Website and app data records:
*** Begin section ***
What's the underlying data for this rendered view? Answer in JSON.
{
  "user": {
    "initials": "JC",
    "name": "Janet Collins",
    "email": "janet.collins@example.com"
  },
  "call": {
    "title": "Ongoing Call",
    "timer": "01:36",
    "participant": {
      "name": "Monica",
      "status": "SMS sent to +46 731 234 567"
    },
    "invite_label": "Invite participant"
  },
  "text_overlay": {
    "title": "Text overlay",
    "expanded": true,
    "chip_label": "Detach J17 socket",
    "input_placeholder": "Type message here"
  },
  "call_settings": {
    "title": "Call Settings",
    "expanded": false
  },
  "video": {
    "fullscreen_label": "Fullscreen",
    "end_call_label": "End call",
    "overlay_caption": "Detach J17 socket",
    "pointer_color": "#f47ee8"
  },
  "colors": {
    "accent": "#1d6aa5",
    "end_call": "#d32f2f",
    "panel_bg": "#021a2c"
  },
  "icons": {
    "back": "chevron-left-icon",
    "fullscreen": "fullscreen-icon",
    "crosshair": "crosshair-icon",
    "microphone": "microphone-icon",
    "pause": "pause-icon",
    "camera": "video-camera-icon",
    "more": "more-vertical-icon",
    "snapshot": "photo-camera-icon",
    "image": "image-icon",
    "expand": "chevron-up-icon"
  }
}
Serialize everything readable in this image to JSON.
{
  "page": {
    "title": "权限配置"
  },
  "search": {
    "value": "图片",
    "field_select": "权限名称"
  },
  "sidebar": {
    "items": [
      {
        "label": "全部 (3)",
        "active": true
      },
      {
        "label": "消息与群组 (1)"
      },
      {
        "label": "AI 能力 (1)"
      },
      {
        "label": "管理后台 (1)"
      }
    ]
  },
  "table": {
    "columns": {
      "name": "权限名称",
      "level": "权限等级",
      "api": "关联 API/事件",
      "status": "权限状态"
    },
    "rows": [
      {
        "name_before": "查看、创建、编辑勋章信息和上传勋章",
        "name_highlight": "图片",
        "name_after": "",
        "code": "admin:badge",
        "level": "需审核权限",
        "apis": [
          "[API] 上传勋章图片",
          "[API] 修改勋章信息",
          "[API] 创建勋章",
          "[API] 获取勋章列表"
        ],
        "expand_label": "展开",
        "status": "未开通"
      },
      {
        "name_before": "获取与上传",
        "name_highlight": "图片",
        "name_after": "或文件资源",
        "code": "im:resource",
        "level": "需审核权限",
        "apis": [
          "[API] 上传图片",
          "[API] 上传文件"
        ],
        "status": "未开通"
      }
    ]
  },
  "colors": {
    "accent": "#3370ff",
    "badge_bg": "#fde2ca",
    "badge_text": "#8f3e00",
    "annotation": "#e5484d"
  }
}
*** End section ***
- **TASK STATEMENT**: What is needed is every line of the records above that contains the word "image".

- **SOLUTION TO THIS PROBLEM**:
    "image": "image-icon",
Serialize everything readable in this image to JSON.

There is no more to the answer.